## ASSIGNMENT
Leave out the pictures and output the data verbatim.
(GIVEN RECORDS Opens)
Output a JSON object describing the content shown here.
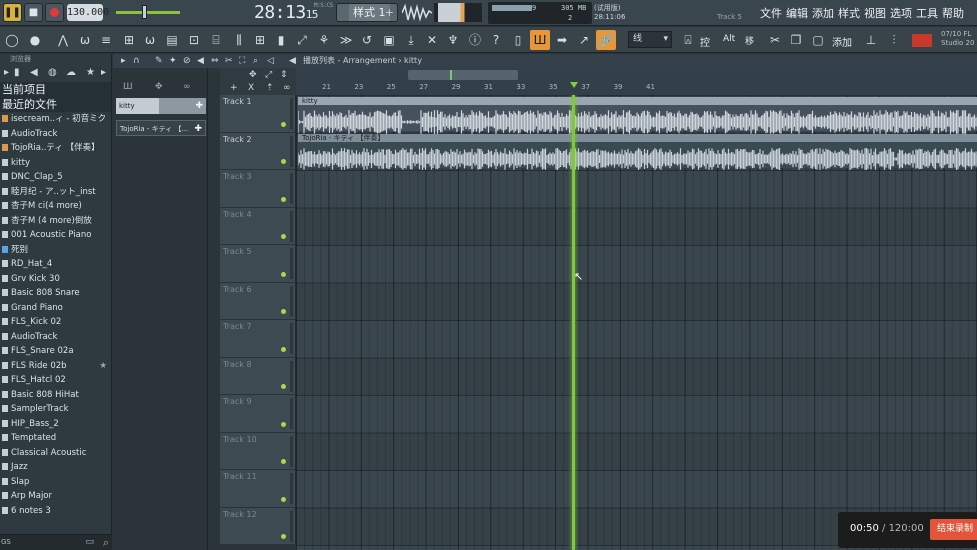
{
  "transport": {
    "play_icon": "pause-icon",
    "tempo": "130.000",
    "time_main": "28:13",
    "time_sub": "15",
    "time_unit": "M:S:CS",
    "pattern_label": "样式 1",
    "pattern_add": "+"
  },
  "sysmon": {
    "cpu": "9",
    "memory": "305 MB",
    "polyphony": "2"
  },
  "hint": {
    "line1": "(试用版)",
    "line2": "28:11:06",
    "right": "Track 5"
  },
  "menu": [
    "文件",
    "编辑",
    "添加",
    "样式",
    "视图",
    "选项",
    "工具",
    "帮助"
  ],
  "toolbar": {
    "snap_value": "线",
    "label_kong": "控",
    "label_alt": "Alt",
    "label_yi": "移",
    "label_add": "添加",
    "fl_info_line1": "07/10 FL",
    "fl_info_line2": "Studio 20"
  },
  "browser": {
    "header": "浏览器",
    "section_current": "当前项目",
    "section_recent": "最近的文件",
    "items": [
      {
        "label": "isecream..ィ - 初音ミク",
        "icon": "audio"
      },
      {
        "label": "AudioTrack",
        "icon": "wave"
      },
      {
        "label": "TojoRia..ティ 【伴奏】",
        "icon": "audio"
      },
      {
        "label": "kitty",
        "icon": "wave"
      },
      {
        "label": "DNC_Clap_5",
        "icon": "wave"
      },
      {
        "label": "睦月纪 - ア..ット_inst",
        "icon": "wave"
      },
      {
        "label": "杏子M ci(4 more)",
        "icon": "wave"
      },
      {
        "label": "杏子M (4 more)倒放",
        "icon": "wave"
      },
      {
        "label": "001 Acoustic Piano",
        "icon": "wave"
      },
      {
        "label": "死别",
        "icon": "blue"
      },
      {
        "label": "RD_Hat_4",
        "icon": "wave"
      },
      {
        "label": "Grv Kick 30",
        "icon": "wave"
      },
      {
        "label": "Basic 808 Snare",
        "icon": "wave"
      },
      {
        "label": "Grand Piano",
        "icon": "wave"
      },
      {
        "label": "FLS_Kick 02",
        "icon": "wave"
      },
      {
        "label": "AudioTrack",
        "icon": "wave"
      },
      {
        "label": "FLS_Snare 02a",
        "icon": "wave"
      },
      {
        "label": "FLS Ride 02b",
        "icon": "wave",
        "star": "★"
      },
      {
        "label": "FLS_Hatcl 02",
        "icon": "wave"
      },
      {
        "label": "Basic 808 HiHat",
        "icon": "wave"
      },
      {
        "label": "SamplerTrack",
        "icon": "wave"
      },
      {
        "label": "HIP_Bass_2",
        "icon": "wave"
      },
      {
        "label": "Temptated",
        "icon": "wave"
      },
      {
        "label": "Classical Acoustic",
        "icon": "wave"
      },
      {
        "label": "Jazz",
        "icon": "wave"
      },
      {
        "label": "Slap",
        "icon": "wave"
      },
      {
        "label": "Arp Major",
        "icon": "wave"
      },
      {
        "label": "6 notes 3",
        "icon": "wave"
      }
    ],
    "search_text": "GS"
  },
  "playlist": {
    "title": "播放列表 - Arrangement › kitty",
    "clip_sources": [
      "kitty",
      "TojoRia - キティ 【..."
    ],
    "bar_numbers": [
      "21",
      "23",
      "25",
      "27",
      "29",
      "31",
      "33",
      "35",
      "37",
      "39",
      "41"
    ],
    "tracks": [
      "Track 1",
      "Track 2",
      "Track 3",
      "Track 4",
      "Track 5",
      "Track 6",
      "Track 7",
      "Track 8",
      "Track 9",
      "Track 10",
      "Track 11",
      "Track 12"
    ],
    "clips": [
      {
        "title": "kitty",
        "track": 1
      },
      {
        "title": "TojoRia - キティ 【伴奏】",
        "track": 2
      }
    ]
  },
  "recording": {
    "elapsed": "00:50",
    "separator": " / ",
    "total": "120:00",
    "stop_label": "结束录制"
  },
  "colors": {
    "accent_orange": "#e8963a",
    "playhead_green": "#7fc93a",
    "record_red": "#e2553a"
  }
}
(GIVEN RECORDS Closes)
## REPLY
Output a JSON object describing the content shown here.
{
  "transport": {
    "play_icon": "pause-icon",
    "tempo": "130.000",
    "time_main": "28:13",
    "time_sub": "15",
    "time_unit": "M:S:CS",
    "pattern_label": "样式 1",
    "pattern_add": "+"
  },
  "sysmon": {
    "cpu": "9",
    "memory": "305 MB",
    "polyphony": "2"
  },
  "hint": {
    "line1": "(试用版)",
    "line2": "28:11:06",
    "right": "Track 5"
  },
  "menu": [
    "文件",
    "编辑",
    "添加",
    "样式",
    "视图",
    "选项",
    "工具",
    "帮助"
  ],
  "toolbar": {
    "snap_value": "线",
    "label_kong": "控",
    "label_alt": "Alt",
    "label_yi": "移",
    "label_add": "添加",
    "fl_info_line1": "07/10 FL",
    "fl_info_line2": "Studio 20"
  },
  "browser": {
    "header": "浏览器",
    "section_current": "当前项目",
    "section_recent": "最近的文件",
    "items": [
      {
        "label": "isecream..ィ - 初音ミク",
        "icon": "audio"
      },
      {
        "label": "AudioTrack",
        "icon": "wave"
      },
      {
        "label": "TojoRia..ティ 【伴奏】",
        "icon": "audio"
      },
      {
        "label": "kitty",
        "icon": "wave"
      },
      {
        "label": "DNC_Clap_5",
        "icon": "wave"
      },
      {
        "label": "睦月纪 - ア..ット_inst",
        "icon": "wave"
      },
      {
        "label": "杏子M ci(4 more)",
        "icon": "wave"
      },
      {
        "label": "杏子M (4 more)倒放",
        "icon": "wave"
      },
      {
        "label": "001 Acoustic Piano",
        "icon": "wave"
      },
      {
        "label": "死别",
        "icon": "blue"
      },
      {
        "label": "RD_Hat_4",
        "icon": "wave"
      },
      {
        "label": "Grv Kick 30",
        "icon": "wave"
      },
      {
        "label": "Basic 808 Snare",
        "icon": "wave"
      },
      {
        "label": "Grand Piano",
        "icon": "wave"
      },
      {
        "label": "FLS_Kick 02",
        "icon": "wave"
      },
      {
        "label": "AudioTrack",
        "icon": "wave"
      },
      {
        "label": "FLS_Snare 02a",
        "icon": "wave"
      },
      {
        "label": "FLS Ride 02b",
        "icon": "wave",
        "star": "★"
      },
      {
        "label": "FLS_Hatcl 02",
        "icon": "wave"
      },
      {
        "label": "Basic 808 HiHat",
        "icon": "wave"
      },
      {
        "label": "SamplerTrack",
        "icon": "wave"
      },
      {
        "label": "HIP_Bass_2",
        "icon": "wave"
      },
      {
        "label": "Temptated",
        "icon": "wave"
      },
      {
        "label": "Classical Acoustic",
        "icon": "wave"
      },
      {
        "label": "Jazz",
        "icon": "wave"
      },
      {
        "label": "Slap",
        "icon": "wave"
      },
      {
        "label": "Arp Major",
        "icon": "wave"
      },
      {
        "label": "6 notes 3",
        "icon": "wave"
      }
    ],
    "search_text": "GS"
  },
  "playlist": {
    "title": "播放列表 - Arrangement › kitty",
    "clip_sources": [
      "kitty",
      "TojoRia - キティ 【..."
    ],
    "bar_numbers": [
      "21",
      "23",
      "25",
      "27",
      "29",
      "31",
      "33",
      "35",
      "37",
      "39",
      "41"
    ],
    "tracks": [
      "Track 1",
      "Track 2",
      "Track 3",
      "Track 4",
      "Track 5",
      "Track 6",
      "Track 7",
      "Track 8",
      "Track 9",
      "Track 10",
      "Track 11",
      "Track 12"
    ],
    "clips": [
      {
        "title": "kitty",
        "track": 1
      },
      {
        "title": "TojoRia - キティ 【伴奏】",
        "track": 2
      }
    ]
  },
  "recording": {
    "elapsed": "00:50",
    "separator": " / ",
    "total": "120:00",
    "stop_label": "结束录制"
  },
  "colors": {
    "accent_orange": "#e8963a",
    "playhead_green": "#7fc93a",
    "record_red": "#e2553a"
  }
}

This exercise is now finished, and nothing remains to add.